== Exercise requirements ==
Reproduce each entry exactly as it reads. Leave the images out.

(Exercise input)

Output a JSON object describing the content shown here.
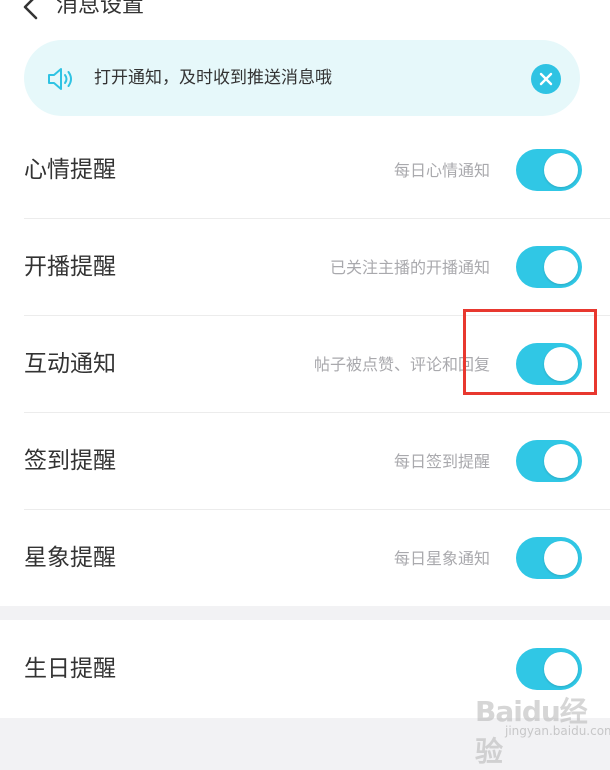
{
  "header": {
    "title": "消息设置"
  },
  "notice": {
    "text": "打开通知，及时收到推送消息哦"
  },
  "settings": [
    {
      "label": "心情提醒",
      "desc": "每日心情通知",
      "enabled": true
    },
    {
      "label": "开播提醒",
      "desc": "已关注主播的开播通知",
      "enabled": true
    },
    {
      "label": "互动通知",
      "desc": "帖子被点赞、评论和回复",
      "enabled": true
    },
    {
      "label": "签到提醒",
      "desc": "每日签到提醒",
      "enabled": true
    },
    {
      "label": "星象提醒",
      "desc": "每日星象通知",
      "enabled": true
    }
  ],
  "birthday": {
    "label": "生日提醒",
    "enabled": true
  },
  "watermark": {
    "main": "Baidu经验",
    "sub": "jingyan.baidu.com"
  },
  "colors": {
    "accent": "#30c7e5",
    "highlight": "#e8382f",
    "notice_bg": "#e6f8fa"
  },
  "icons": {
    "back": "chevron-left-icon",
    "speaker": "speaker-icon",
    "close": "close-icon"
  }
}
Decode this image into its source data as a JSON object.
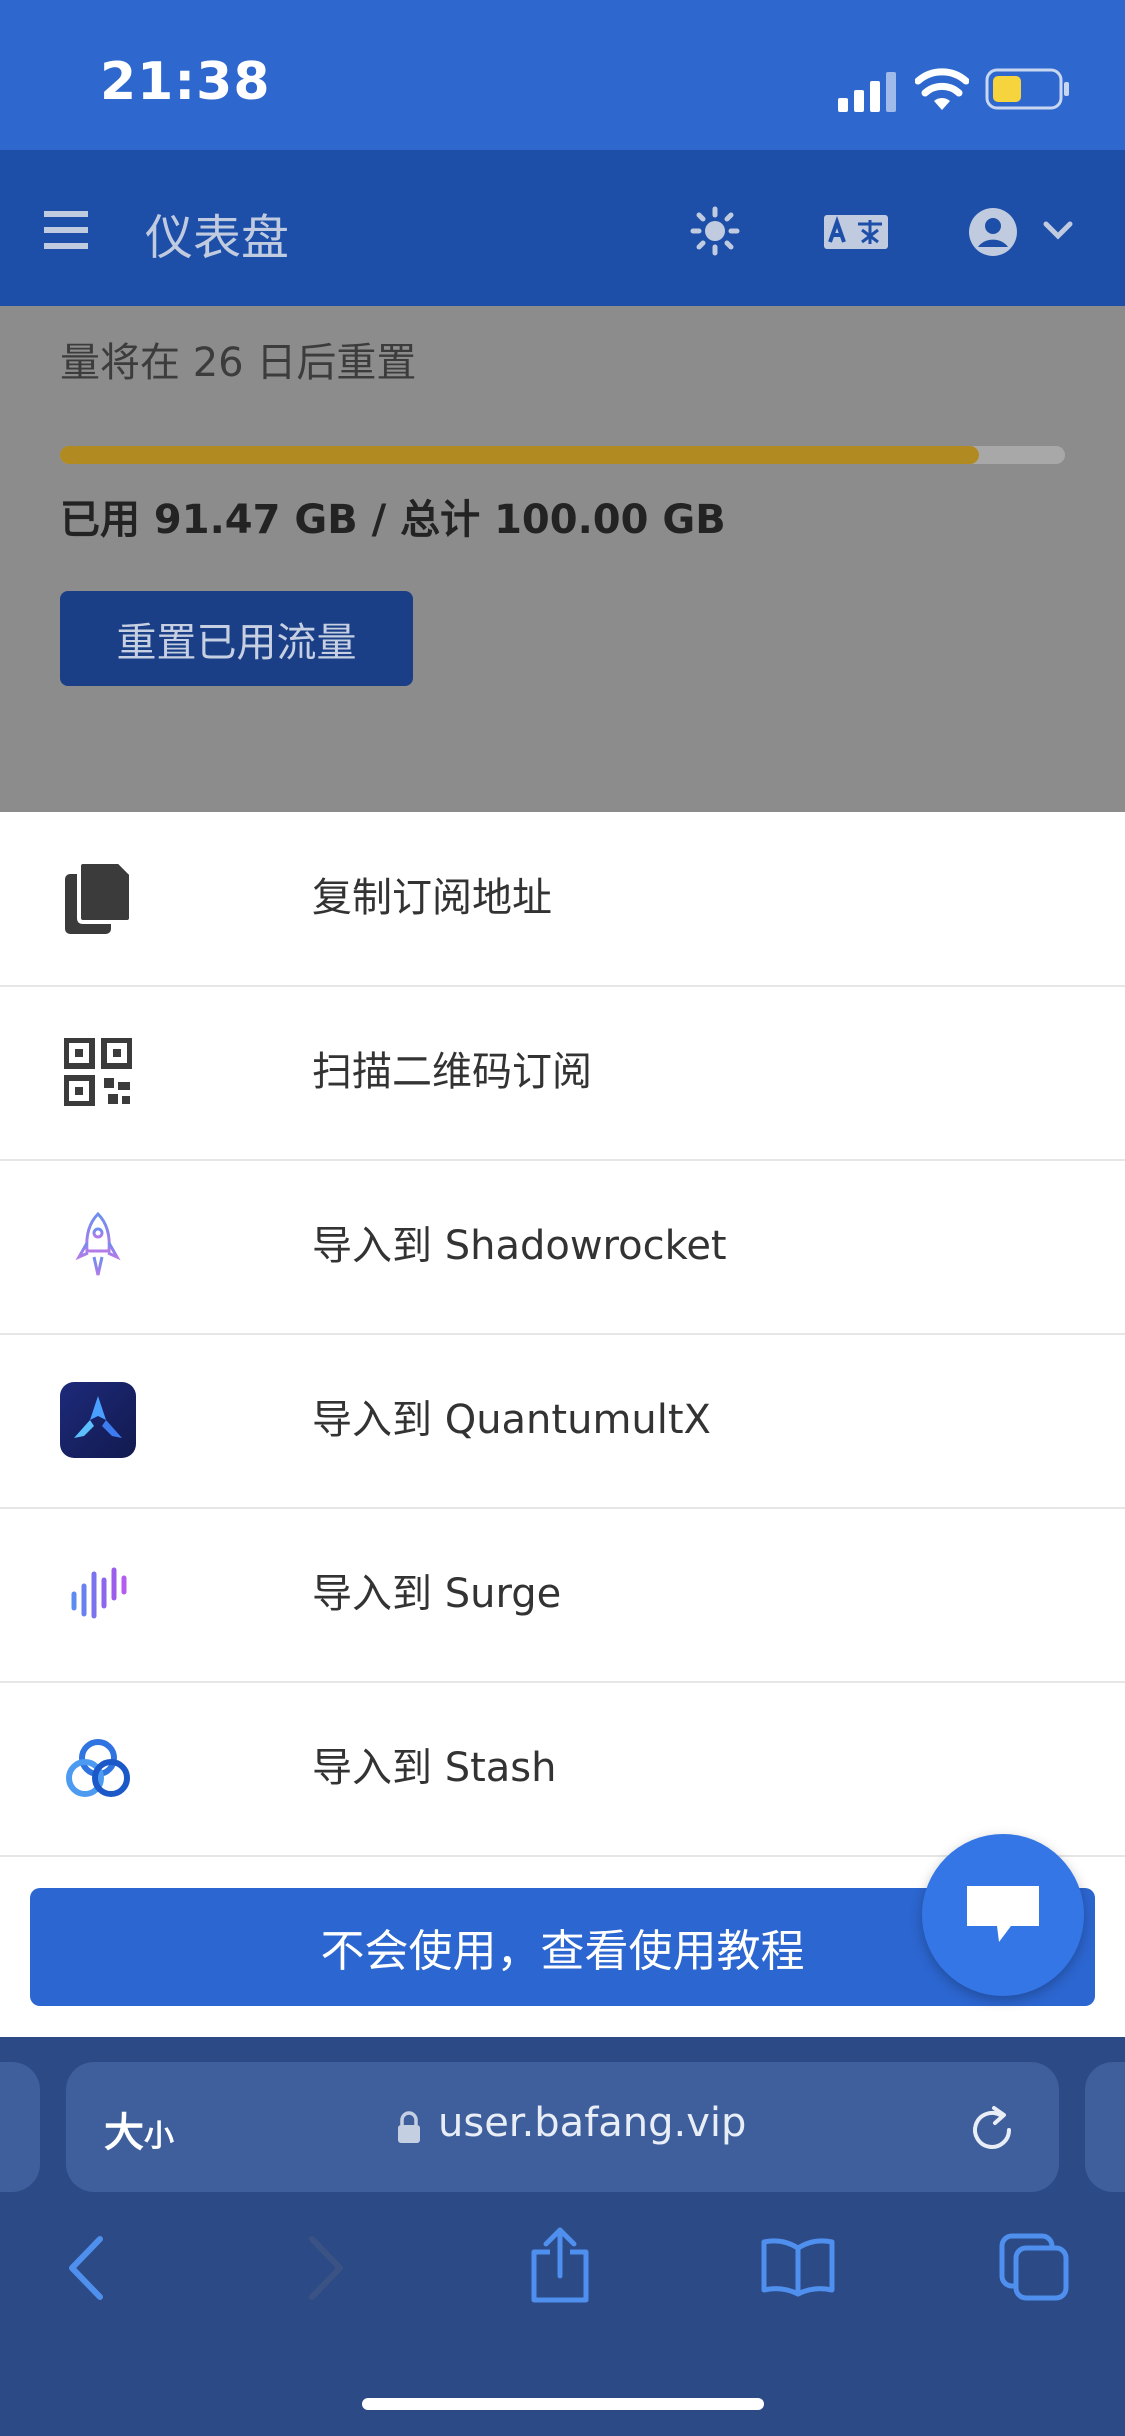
{
  "status_bar": {
    "time": "21:38"
  },
  "navbar": {
    "title": "仪表盘"
  },
  "traffic": {
    "reset_text": "量将在 26 日后重置",
    "used_fraction": 0.9147,
    "usage_text": "已用 91.47 GB / 总计 100.00 GB",
    "reset_button": "重置已用流量"
  },
  "sheet": {
    "items": [
      {
        "label": "复制订阅地址",
        "icon": "copy-icon"
      },
      {
        "label": "扫描二维码订阅",
        "icon": "qrcode-icon"
      },
      {
        "label": "导入到 Shadowrocket",
        "icon": "shadowrocket-icon"
      },
      {
        "label": "导入到 QuantumultX",
        "icon": "quantumultx-icon"
      },
      {
        "label": "导入到 Surge",
        "icon": "surge-icon"
      },
      {
        "label": "导入到 Stash",
        "icon": "stash-icon"
      }
    ],
    "tutorial_button": "不会使用，查看使用教程"
  },
  "browser": {
    "font_size_big": "大",
    "font_size_small": "小",
    "url": "user.bafang.vip"
  },
  "colors": {
    "accent": "#2c66d0",
    "status_bar": "#2e68cf",
    "navbar": "#1d4fa8",
    "progress": "#b18b22"
  }
}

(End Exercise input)

== Your response ==
Output a JSON object describing the content shown here.
{
  "header": {
    "title": "消息设置"
  },
  "notice": {
    "text": "打开通知，及时收到推送消息哦"
  },
  "settings": [
    {
      "label": "心情提醒",
      "desc": "每日心情通知",
      "enabled": true
    },
    {
      "label": "开播提醒",
      "desc": "已关注主播的开播通知",
      "enabled": true
    },
    {
      "label": "互动通知",
      "desc": "帖子被点赞、评论和回复",
      "enabled": true
    },
    {
      "label": "签到提醒",
      "desc": "每日签到提醒",
      "enabled": true
    },
    {
      "label": "星象提醒",
      "desc": "每日星象通知",
      "enabled": true
    }
  ],
  "birthday": {
    "label": "生日提醒",
    "enabled": true
  },
  "watermark": {
    "main": "Baidu经验",
    "sub": "jingyan.baidu.com"
  },
  "colors": {
    "accent": "#30c7e5",
    "highlight": "#e8382f",
    "notice_bg": "#e6f8fa"
  },
  "icons": {
    "back": "chevron-left-icon",
    "speaker": "speaker-icon",
    "close": "close-icon"
  }
}
Decode this image into its source data as a JSON object.
{
  "status_bar": {
    "time": "21:38"
  },
  "navbar": {
    "title": "仪表盘"
  },
  "traffic": {
    "reset_text": "量将在 26 日后重置",
    "used_fraction": 0.9147,
    "usage_text": "已用 91.47 GB / 总计 100.00 GB",
    "reset_button": "重置已用流量"
  },
  "sheet": {
    "items": [
      {
        "label": "复制订阅地址",
        "icon": "copy-icon"
      },
      {
        "label": "扫描二维码订阅",
        "icon": "qrcode-icon"
      },
      {
        "label": "导入到 Shadowrocket",
        "icon": "shadowrocket-icon"
      },
      {
        "label": "导入到 QuantumultX",
        "icon": "quantumultx-icon"
      },
      {
        "label": "导入到 Surge",
        "icon": "surge-icon"
      },
      {
        "label": "导入到 Stash",
        "icon": "stash-icon"
      }
    ],
    "tutorial_button": "不会使用，查看使用教程"
  },
  "browser": {
    "font_size_big": "大",
    "font_size_small": "小",
    "url": "user.bafang.vip"
  },
  "colors": {
    "accent": "#2c66d0",
    "status_bar": "#2e68cf",
    "navbar": "#1d4fa8",
    "progress": "#b18b22"
  }
}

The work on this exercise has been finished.